> **WHAT IS REQUIRED**: The output must match the entries below exactly.

> **GIVEN RECORDS**:
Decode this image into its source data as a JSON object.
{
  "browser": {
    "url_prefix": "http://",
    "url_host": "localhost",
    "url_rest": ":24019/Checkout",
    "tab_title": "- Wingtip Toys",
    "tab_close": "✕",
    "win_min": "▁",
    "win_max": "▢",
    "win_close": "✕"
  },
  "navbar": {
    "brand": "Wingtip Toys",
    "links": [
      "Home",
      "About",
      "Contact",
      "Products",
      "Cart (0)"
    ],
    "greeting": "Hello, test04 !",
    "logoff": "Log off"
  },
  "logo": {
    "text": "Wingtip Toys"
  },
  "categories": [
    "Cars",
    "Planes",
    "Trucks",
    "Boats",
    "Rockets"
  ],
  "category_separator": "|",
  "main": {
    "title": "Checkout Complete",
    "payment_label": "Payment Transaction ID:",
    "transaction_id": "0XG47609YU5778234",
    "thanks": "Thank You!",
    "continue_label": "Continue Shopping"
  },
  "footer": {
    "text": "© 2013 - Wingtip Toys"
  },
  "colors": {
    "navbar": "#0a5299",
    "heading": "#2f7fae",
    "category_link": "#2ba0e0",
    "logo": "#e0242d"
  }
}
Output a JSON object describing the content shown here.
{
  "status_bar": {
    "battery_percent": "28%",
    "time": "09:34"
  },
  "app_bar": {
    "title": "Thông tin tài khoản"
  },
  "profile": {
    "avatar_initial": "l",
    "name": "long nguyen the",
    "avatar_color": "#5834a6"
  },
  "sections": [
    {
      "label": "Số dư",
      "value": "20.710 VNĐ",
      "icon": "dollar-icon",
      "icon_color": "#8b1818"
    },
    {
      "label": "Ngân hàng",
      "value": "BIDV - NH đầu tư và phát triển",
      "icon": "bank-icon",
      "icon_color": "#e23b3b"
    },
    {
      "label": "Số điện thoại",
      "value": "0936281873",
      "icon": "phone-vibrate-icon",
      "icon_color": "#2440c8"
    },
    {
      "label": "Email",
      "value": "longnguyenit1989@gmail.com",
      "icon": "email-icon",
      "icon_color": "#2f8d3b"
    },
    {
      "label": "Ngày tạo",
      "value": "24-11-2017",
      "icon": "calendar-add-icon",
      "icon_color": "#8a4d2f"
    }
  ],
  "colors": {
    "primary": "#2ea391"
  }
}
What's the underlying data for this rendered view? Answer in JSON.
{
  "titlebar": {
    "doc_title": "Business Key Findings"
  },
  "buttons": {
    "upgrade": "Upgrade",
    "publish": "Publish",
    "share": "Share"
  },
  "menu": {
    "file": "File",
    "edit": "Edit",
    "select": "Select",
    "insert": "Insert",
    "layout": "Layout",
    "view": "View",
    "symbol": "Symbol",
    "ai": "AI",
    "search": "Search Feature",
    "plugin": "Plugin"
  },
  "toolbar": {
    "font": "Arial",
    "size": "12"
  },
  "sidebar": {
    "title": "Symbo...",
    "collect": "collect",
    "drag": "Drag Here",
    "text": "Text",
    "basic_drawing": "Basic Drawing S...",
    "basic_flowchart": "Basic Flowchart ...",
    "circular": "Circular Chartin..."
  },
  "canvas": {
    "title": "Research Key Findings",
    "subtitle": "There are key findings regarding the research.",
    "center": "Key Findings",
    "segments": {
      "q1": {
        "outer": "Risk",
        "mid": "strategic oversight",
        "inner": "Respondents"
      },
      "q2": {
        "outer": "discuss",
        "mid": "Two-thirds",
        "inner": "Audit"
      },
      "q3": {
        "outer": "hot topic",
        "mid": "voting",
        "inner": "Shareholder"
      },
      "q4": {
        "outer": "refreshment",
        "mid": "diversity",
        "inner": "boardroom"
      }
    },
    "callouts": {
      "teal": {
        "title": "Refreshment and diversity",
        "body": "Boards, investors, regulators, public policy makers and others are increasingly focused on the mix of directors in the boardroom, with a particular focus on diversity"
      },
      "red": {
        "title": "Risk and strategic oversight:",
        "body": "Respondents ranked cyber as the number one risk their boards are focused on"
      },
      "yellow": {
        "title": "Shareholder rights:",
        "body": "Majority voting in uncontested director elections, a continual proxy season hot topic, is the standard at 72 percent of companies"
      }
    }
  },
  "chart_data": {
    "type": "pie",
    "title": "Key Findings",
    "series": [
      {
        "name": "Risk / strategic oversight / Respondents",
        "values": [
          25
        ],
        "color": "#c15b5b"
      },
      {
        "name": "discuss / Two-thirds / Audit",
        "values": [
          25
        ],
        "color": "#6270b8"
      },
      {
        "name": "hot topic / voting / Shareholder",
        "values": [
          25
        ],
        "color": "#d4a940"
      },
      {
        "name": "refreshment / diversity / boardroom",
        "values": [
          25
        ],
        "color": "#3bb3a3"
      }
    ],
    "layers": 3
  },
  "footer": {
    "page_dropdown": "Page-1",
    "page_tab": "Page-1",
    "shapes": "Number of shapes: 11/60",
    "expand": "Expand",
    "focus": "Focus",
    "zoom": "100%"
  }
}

> **TASK OUTPUT**:
Decode this image into its source data as a JSON object.
{
  "browser": {
    "url_prefix": "http://",
    "url_host": "localhost",
    "url_rest": ":24019/Checkout",
    "tab_title": "- Wingtip Toys",
    "tab_close": "✕",
    "win_min": "▁",
    "win_max": "▢",
    "win_close": "✕"
  },
  "navbar": {
    "brand": "Wingtip Toys",
    "links": [
      "Home",
      "About",
      "Contact",
      "Products",
      "Cart (0)"
    ],
    "greeting": "Hello, test04 !",
    "logoff": "Log off"
  },
  "logo": {
    "text": "Wingtip Toys"
  },
  "categories": [
    "Cars",
    "Planes",
    "Trucks",
    "Boats",
    "Rockets"
  ],
  "category_separator": "|",
  "main": {
    "title": "Checkout Complete",
    "payment_label": "Payment Transaction ID:",
    "transaction_id": "0XG47609YU5778234",
    "thanks": "Thank You!",
    "continue_label": "Continue Shopping"
  },
  "footer": {
    "text": "© 2013 - Wingtip Toys"
  },
  "colors": {
    "navbar": "#0a5299",
    "heading": "#2f7fae",
    "category_link": "#2ba0e0",
    "logo": "#e0242d"
  }
}
Output a JSON object describing the content shown here.
{
  "status_bar": {
    "battery_percent": "28%",
    "time": "09:34"
  },
  "app_bar": {
    "title": "Thông tin tài khoản"
  },
  "profile": {
    "avatar_initial": "l",
    "name": "long nguyen the",
    "avatar_color": "#5834a6"
  },
  "sections": [
    {
      "label": "Số dư",
      "value": "20.710 VNĐ",
      "icon": "dollar-icon",
      "icon_color": "#8b1818"
    },
    {
      "label": "Ngân hàng",
      "value": "BIDV - NH đầu tư và phát triển",
      "icon": "bank-icon",
      "icon_color": "#e23b3b"
    },
    {
      "label": "Số điện thoại",
      "value": "0936281873",
      "icon": "phone-vibrate-icon",
      "icon_color": "#2440c8"
    },
    {
      "label": "Email",
      "value": "longnguyenit1989@gmail.com",
      "icon": "email-icon",
      "icon_color": "#2f8d3b"
    },
    {
      "label": "Ngày tạo",
      "value": "24-11-2017",
      "icon": "calendar-add-icon",
      "icon_color": "#8a4d2f"
    }
  ],
  "colors": {
    "primary": "#2ea391"
  }
}
What's the underlying data for this rendered view? Answer in JSON.
{
  "titlebar": {
    "doc_title": "Business Key Findings"
  },
  "buttons": {
    "upgrade": "Upgrade",
    "publish": "Publish",
    "share": "Share"
  },
  "menu": {
    "file": "File",
    "edit": "Edit",
    "select": "Select",
    "insert": "Insert",
    "layout": "Layout",
    "view": "View",
    "symbol": "Symbol",
    "ai": "AI",
    "search": "Search Feature",
    "plugin": "Plugin"
  },
  "toolbar": {
    "font": "Arial",
    "size": "12"
  },
  "sidebar": {
    "title": "Symbo...",
    "collect": "collect",
    "drag": "Drag Here",
    "text": "Text",
    "basic_drawing": "Basic Drawing S...",
    "basic_flowchart": "Basic Flowchart ...",
    "circular": "Circular Chartin..."
  },
  "canvas": {
    "title": "Research Key Findings",
    "subtitle": "There are key findings regarding the research.",
    "center": "Key Findings",
    "segments": {
      "q1": {
        "outer": "Risk",
        "mid": "strategic oversight",
        "inner": "Respondents"
      },
      "q2": {
        "outer": "discuss",
        "mid": "Two-thirds",
        "inner": "Audit"
      },
      "q3": {
        "outer": "hot topic",
        "mid": "voting",
        "inner": "Shareholder"
      },
      "q4": {
        "outer": "refreshment",
        "mid": "diversity",
        "inner": "boardroom"
      }
    },
    "callouts": {
      "teal": {
        "title": "Refreshment and diversity",
        "body": "Boards, investors, regulators, public policy makers and others are increasingly focused on the mix of directors in the boardroom, with a particular focus on diversity"
      },
      "red": {
        "title": "Risk and strategic oversight:",
        "body": "Respondents ranked cyber as the number one risk their boards are focused on"
      },
      "yellow": {
        "title": "Shareholder rights:",
        "body": "Majority voting in uncontested director elections, a continual proxy season hot topic, is the standard at 72 percent of companies"
      }
    }
  },
  "chart_data": {
    "type": "pie",
    "title": "Key Findings",
    "series": [
      {
        "name": "Risk / strategic oversight / Respondents",
        "values": [
          25
        ],
        "color": "#c15b5b"
      },
      {
        "name": "discuss / Two-thirds / Audit",
        "values": [
          25
        ],
        "color": "#6270b8"
      },
      {
        "name": "hot topic / voting / Shareholder",
        "values": [
          25
        ],
        "color": "#d4a940"
      },
      {
        "name": "refreshment / diversity / boardroom",
        "values": [
          25
        ],
        "color": "#3bb3a3"
      }
    ],
    "layers": 3
  },
  "footer": {
    "page_dropdown": "Page-1",
    "page_tab": "Page-1",
    "shapes": "Number of shapes: 11/60",
    "expand": "Expand",
    "focus": "Focus",
    "zoom": "100%"
  }
}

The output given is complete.